Do you love experimenting in the kitchen, whipping up an amazing meal for family and friends, or checking out the latest and greatest restaurants in your city? If you have a passion for delicious cuisine, you may have considered a career in culinary or pastry arts. However, you might also wonder if working as a chef is a good fit for your lifestyle and personality.
A chef’s job is very different to your standard 9-to-5 office role; there are bound to be crazy hours, big personalities, and grueling physical requirements. However, being a chef also offers lots of creativity, flexibility, and independence.
Below, we’ll dig into the pros and cons of a career as a chef, and how you can determine if it’s the right fit for you!
Pros of Being a Chef
You Can Be Creative

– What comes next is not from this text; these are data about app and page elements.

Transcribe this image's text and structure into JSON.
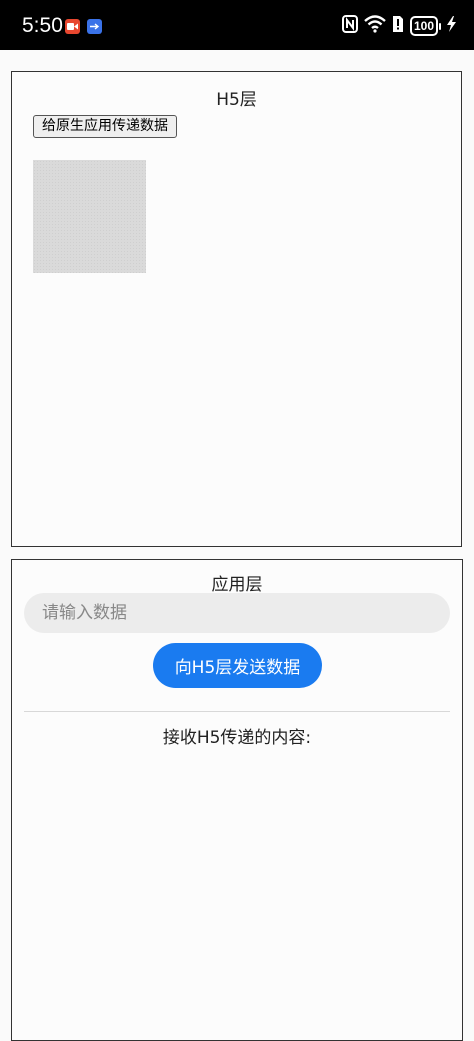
{
  "status_bar": {
    "time": "5:50",
    "battery": "100",
    "icons": [
      "screen-record-icon",
      "usb-icon",
      "nfc-icon",
      "wifi-icon",
      "sim-alert-icon",
      "battery-icon",
      "charging-icon"
    ]
  },
  "h5_layer": {
    "title": "H5层",
    "send_to_native_label": "给原生应用传递数据"
  },
  "app_layer": {
    "title": "应用层",
    "input_value": "",
    "input_placeholder": "请输入数据",
    "send_button_label": "向H5层发送数据",
    "receive_label": "接收H5传递的内容:"
  },
  "colors": {
    "accent": "#1a7bf0",
    "status_bar_bg": "#000000",
    "record_icon": "#e8472f",
    "usb_icon": "#3a72e8"
  }
}
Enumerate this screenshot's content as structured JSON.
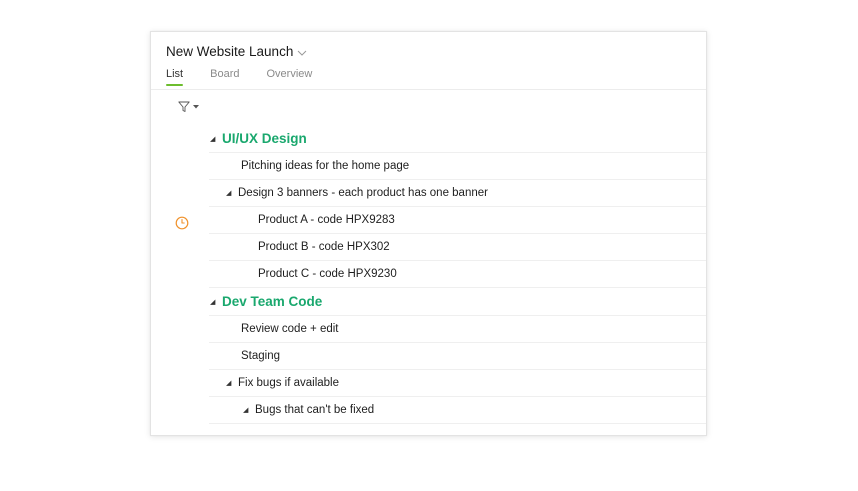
{
  "project": {
    "title": "New Website Launch"
  },
  "tabs": [
    {
      "label": "List",
      "active": true
    },
    {
      "label": "Board",
      "active": false
    },
    {
      "label": "Overview",
      "active": false
    }
  ],
  "colors": {
    "accent_green": "#1aa86e",
    "tab_underline": "#6dbd2e",
    "clock_orange": "#f0922c"
  },
  "icons": {
    "filter": "filter-icon",
    "clock": "clock-icon",
    "collapse": "triangle-down-icon",
    "dropdown": "chevron-down-icon"
  },
  "groups": [
    {
      "title": "UI/UX Design",
      "tasks": [
        {
          "label": "Pitching ideas for the home page"
        },
        {
          "label": "Design 3 banners - each product has one banner",
          "subtasks": [
            {
              "label": "Product A - code HPX9283"
            },
            {
              "label": "Product B - code HPX302"
            },
            {
              "label": "Product C - code HPX9230"
            }
          ]
        }
      ]
    },
    {
      "title": "Dev Team Code",
      "tasks": [
        {
          "label": "Review code + edit"
        },
        {
          "label": "Staging"
        },
        {
          "label": "Fix bugs if available",
          "subtasks": [
            {
              "label": "Bugs that can't be fixed"
            }
          ]
        }
      ]
    }
  ]
}
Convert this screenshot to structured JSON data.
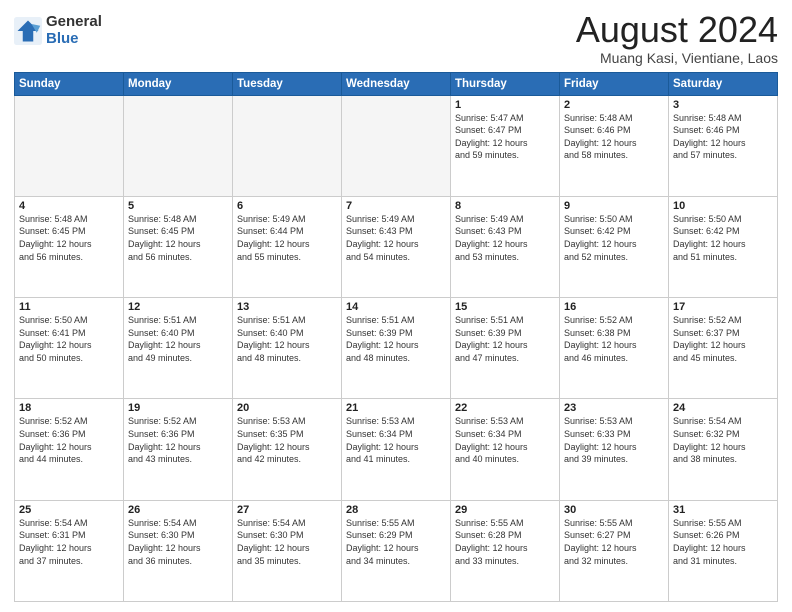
{
  "logo": {
    "general": "General",
    "blue": "Blue"
  },
  "title": "August 2024",
  "subtitle": "Muang Kasi, Vientiane, Laos",
  "days_of_week": [
    "Sunday",
    "Monday",
    "Tuesday",
    "Wednesday",
    "Thursday",
    "Friday",
    "Saturday"
  ],
  "weeks": [
    [
      {
        "day": "",
        "info": ""
      },
      {
        "day": "",
        "info": ""
      },
      {
        "day": "",
        "info": ""
      },
      {
        "day": "",
        "info": ""
      },
      {
        "day": "1",
        "info": "Sunrise: 5:47 AM\nSunset: 6:47 PM\nDaylight: 12 hours\nand 59 minutes."
      },
      {
        "day": "2",
        "info": "Sunrise: 5:48 AM\nSunset: 6:46 PM\nDaylight: 12 hours\nand 58 minutes."
      },
      {
        "day": "3",
        "info": "Sunrise: 5:48 AM\nSunset: 6:46 PM\nDaylight: 12 hours\nand 57 minutes."
      }
    ],
    [
      {
        "day": "4",
        "info": "Sunrise: 5:48 AM\nSunset: 6:45 PM\nDaylight: 12 hours\nand 56 minutes."
      },
      {
        "day": "5",
        "info": "Sunrise: 5:48 AM\nSunset: 6:45 PM\nDaylight: 12 hours\nand 56 minutes."
      },
      {
        "day": "6",
        "info": "Sunrise: 5:49 AM\nSunset: 6:44 PM\nDaylight: 12 hours\nand 55 minutes."
      },
      {
        "day": "7",
        "info": "Sunrise: 5:49 AM\nSunset: 6:43 PM\nDaylight: 12 hours\nand 54 minutes."
      },
      {
        "day": "8",
        "info": "Sunrise: 5:49 AM\nSunset: 6:43 PM\nDaylight: 12 hours\nand 53 minutes."
      },
      {
        "day": "9",
        "info": "Sunrise: 5:50 AM\nSunset: 6:42 PM\nDaylight: 12 hours\nand 52 minutes."
      },
      {
        "day": "10",
        "info": "Sunrise: 5:50 AM\nSunset: 6:42 PM\nDaylight: 12 hours\nand 51 minutes."
      }
    ],
    [
      {
        "day": "11",
        "info": "Sunrise: 5:50 AM\nSunset: 6:41 PM\nDaylight: 12 hours\nand 50 minutes."
      },
      {
        "day": "12",
        "info": "Sunrise: 5:51 AM\nSunset: 6:40 PM\nDaylight: 12 hours\nand 49 minutes."
      },
      {
        "day": "13",
        "info": "Sunrise: 5:51 AM\nSunset: 6:40 PM\nDaylight: 12 hours\nand 48 minutes."
      },
      {
        "day": "14",
        "info": "Sunrise: 5:51 AM\nSunset: 6:39 PM\nDaylight: 12 hours\nand 48 minutes."
      },
      {
        "day": "15",
        "info": "Sunrise: 5:51 AM\nSunset: 6:39 PM\nDaylight: 12 hours\nand 47 minutes."
      },
      {
        "day": "16",
        "info": "Sunrise: 5:52 AM\nSunset: 6:38 PM\nDaylight: 12 hours\nand 46 minutes."
      },
      {
        "day": "17",
        "info": "Sunrise: 5:52 AM\nSunset: 6:37 PM\nDaylight: 12 hours\nand 45 minutes."
      }
    ],
    [
      {
        "day": "18",
        "info": "Sunrise: 5:52 AM\nSunset: 6:36 PM\nDaylight: 12 hours\nand 44 minutes."
      },
      {
        "day": "19",
        "info": "Sunrise: 5:52 AM\nSunset: 6:36 PM\nDaylight: 12 hours\nand 43 minutes."
      },
      {
        "day": "20",
        "info": "Sunrise: 5:53 AM\nSunset: 6:35 PM\nDaylight: 12 hours\nand 42 minutes."
      },
      {
        "day": "21",
        "info": "Sunrise: 5:53 AM\nSunset: 6:34 PM\nDaylight: 12 hours\nand 41 minutes."
      },
      {
        "day": "22",
        "info": "Sunrise: 5:53 AM\nSunset: 6:34 PM\nDaylight: 12 hours\nand 40 minutes."
      },
      {
        "day": "23",
        "info": "Sunrise: 5:53 AM\nSunset: 6:33 PM\nDaylight: 12 hours\nand 39 minutes."
      },
      {
        "day": "24",
        "info": "Sunrise: 5:54 AM\nSunset: 6:32 PM\nDaylight: 12 hours\nand 38 minutes."
      }
    ],
    [
      {
        "day": "25",
        "info": "Sunrise: 5:54 AM\nSunset: 6:31 PM\nDaylight: 12 hours\nand 37 minutes."
      },
      {
        "day": "26",
        "info": "Sunrise: 5:54 AM\nSunset: 6:30 PM\nDaylight: 12 hours\nand 36 minutes."
      },
      {
        "day": "27",
        "info": "Sunrise: 5:54 AM\nSunset: 6:30 PM\nDaylight: 12 hours\nand 35 minutes."
      },
      {
        "day": "28",
        "info": "Sunrise: 5:55 AM\nSunset: 6:29 PM\nDaylight: 12 hours\nand 34 minutes."
      },
      {
        "day": "29",
        "info": "Sunrise: 5:55 AM\nSunset: 6:28 PM\nDaylight: 12 hours\nand 33 minutes."
      },
      {
        "day": "30",
        "info": "Sunrise: 5:55 AM\nSunset: 6:27 PM\nDaylight: 12 hours\nand 32 minutes."
      },
      {
        "day": "31",
        "info": "Sunrise: 5:55 AM\nSunset: 6:26 PM\nDaylight: 12 hours\nand 31 minutes."
      }
    ]
  ]
}
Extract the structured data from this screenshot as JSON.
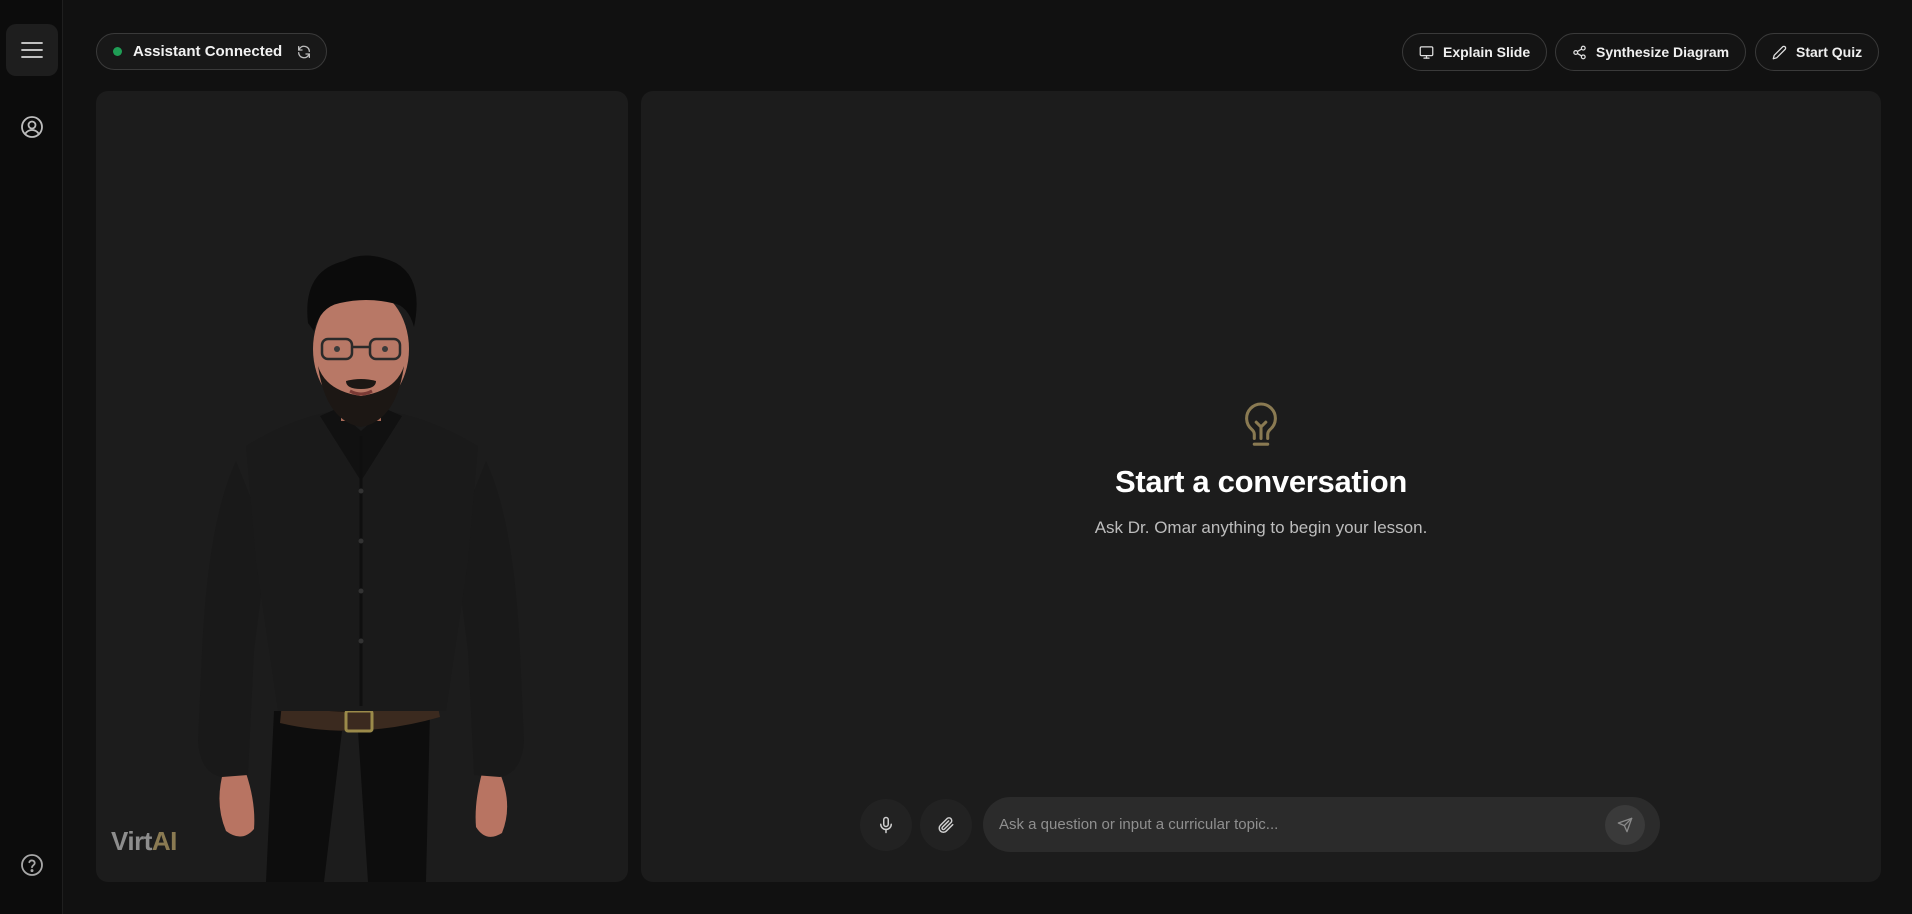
{
  "status": {
    "label": "Assistant Connected",
    "dot_color": "#1f9d55"
  },
  "toolbar": {
    "explain_label": "Explain Slide",
    "synthesize_label": "Synthesize Diagram",
    "quiz_label": "Start Quiz"
  },
  "brand": {
    "part1": "Virt",
    "part2": "AI",
    "accent": "#8a7a52"
  },
  "empty_state": {
    "title": "Start a conversation",
    "subtitle": "Ask Dr. Omar anything to begin your lesson."
  },
  "chat": {
    "placeholder": "Ask a question or input a curricular topic..."
  },
  "icons": {
    "menu": "menu-icon",
    "profile": "user-circle-icon",
    "help": "help-circle-icon",
    "refresh": "refresh-icon",
    "slide": "monitor-icon",
    "diagram": "share-nodes-icon",
    "quiz": "pencil-icon",
    "bulb": "lightbulb-icon",
    "mic": "microphone-icon",
    "attach": "paperclip-icon",
    "send": "send-icon"
  }
}
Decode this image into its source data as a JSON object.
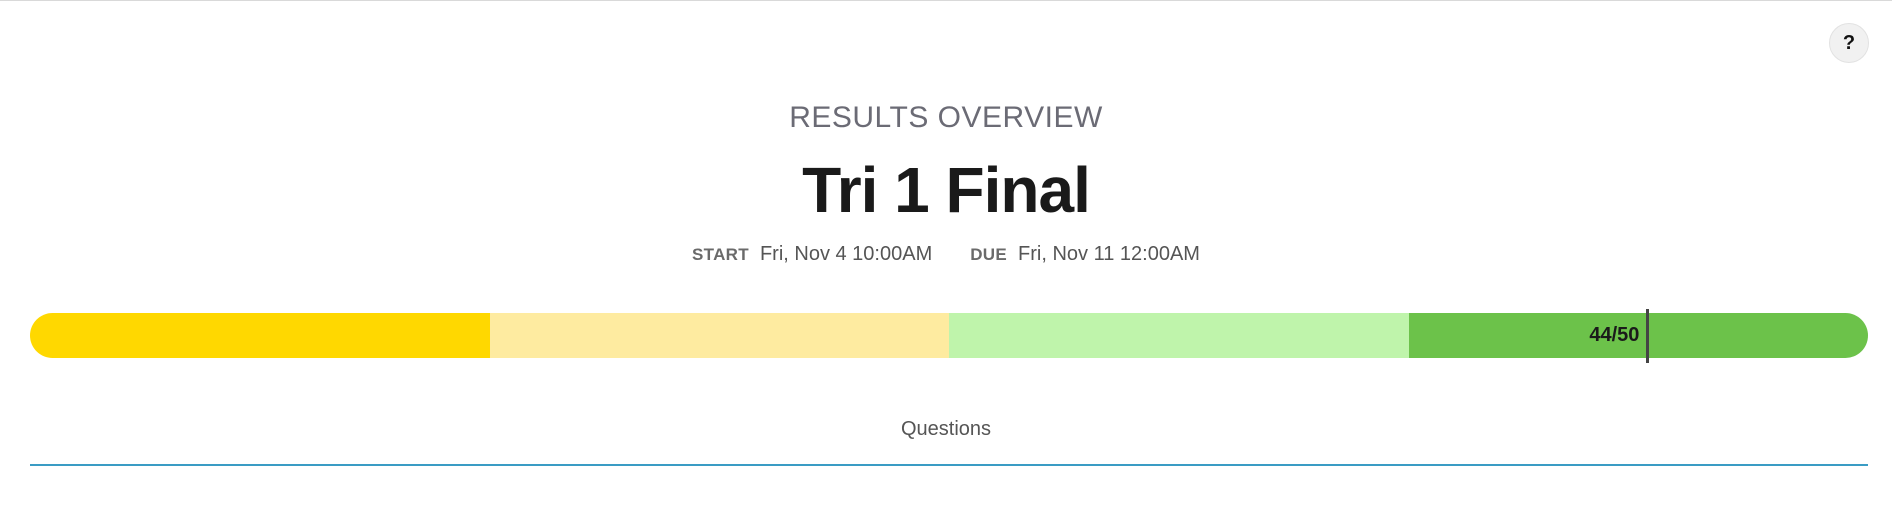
{
  "help_button": {
    "label": "?",
    "icon": "help-icon"
  },
  "header": {
    "subtitle": "RESULTS OVERVIEW",
    "title": "Tri 1 Final",
    "start_label": "START",
    "start_value": "Fri, Nov 4 10:00AM",
    "due_label": "DUE",
    "due_value": "Fri, Nov 11 12:00AM"
  },
  "score": {
    "label": "44/50",
    "value": 44,
    "max": 50,
    "segment_colors": [
      "#ffd800",
      "#feeba0",
      "#bff4ab",
      "#6cc24a"
    ],
    "marker_color": "#444444"
  },
  "tabs": [
    {
      "label": "Questions",
      "active": true,
      "underline_color": "#3a9cc4"
    }
  ]
}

Cooking is an incredible way to express yourself and share your passion with others. As a chef, you’ll have the opportunity to create new dishes, experiment with unique ingredients, and maybe even come up with your own restaurant concept someday. Culinary arts is an amazing field for individuals who want to showcase their creativity through food.
You Can Work for Yourself
If you’re an independent individual who values flexibility, culinary arts is full of potential. Restaurants are always seeking skilled cooks and chefs, so career opportunities abound when you’re ready to learn new techniques, move to a different location, or simply find a change of pace. You could also consider a career as a personal chef for even greater flexibility and freedom.
There Are Great Salary Opportunities
Once you climb through the kitchen ranks and put in some years into the industry, it’s possible to earn a comfortable salary as a chef. That’s particularly true if you land a job at a high-end restaurant, resort, or hotel.
What can you expect to make as a chef? As of 2019, Executive Chefs nationwide earn an average salary of $68,000 per year, though that number is higher in major cities like Los Angeles ($77,000 per year) and New York ($82,000 per year).
You Work with Talented People
A career in culinary arts is a great way to surround yourself with creative, motivated, and independent people—just like you! The restaurant industry is filled with incredibly talented individuals, and you’ll have the opportunity to receive mentorship and collaborate with other passionate chefs every day in the kitchen.
Cons of a Culinary Career
It Can Be Unstable
The restaurant business is notoriously fickle, and things can change at a moment’s notice. Many restaurants fail for reasons totally unrelated to food; a difficult landlord, a bad business deal, or one unfavorable review may mean you’re out of a job as a chef. This con can be especially scary if you have a family that relies on your income, so you’ll need to determine if you’re able to accept the risk.
You Will Work Long, Difficult Hours
Working in restaurants means working when people want to eat—even if that’s early in the morning, late at night, all weekend long, and likely on most major holidays. It’s not uncommon to work 10 to 12-hour shifts. Because chefs often have a challenging and inconsistent schedule, balancing a culinary career with a personal life can be tough.
Starting Salaries Are Low
While it’s possible to bring home a solid paycheck as an Executive Chef, most culinary professionals have to work their way through a variety of lower-paying jobs before they reach the top spot in a restaurant. Entry level cooks often start out making minimum wage, even at higher-end restaurants, and it can take years to make your way up through the ranks—so it’s important to be realistic about your salary early in a culinary career.
It’s Physically Demanding
Working in culinary arts takes a lot of energy, and you’ll likely have some scars to show for your years as a chef. In most kitchens, you’ll spend long hours standing and work with sharp knives, hot pans, and open flames. When thinking about a culinary career, make sure you’re physically capable of taking the heat before you step into the kitchen.
Is Being a Chef Right for Me?
After weighing the pros and cons above, you might still be unsure if a career as a chef is right for you.
To learn more about culinary arts, talk with friends who have cooked professionally, or sign up for one or two professional-level cooking classes where you can learn from experienced chefs, get a feel for working in a professional kitchen, and improve your culinary skills. Even if you decide that a career as a chef isn’t right for you, you’ll hone your abilities in the kitchen and be able to serve up spectacular meals for your family and friends!
Interested in learning more about professional programs for aspiring chefs at CulinaryLab? Find more details and our class offerings here.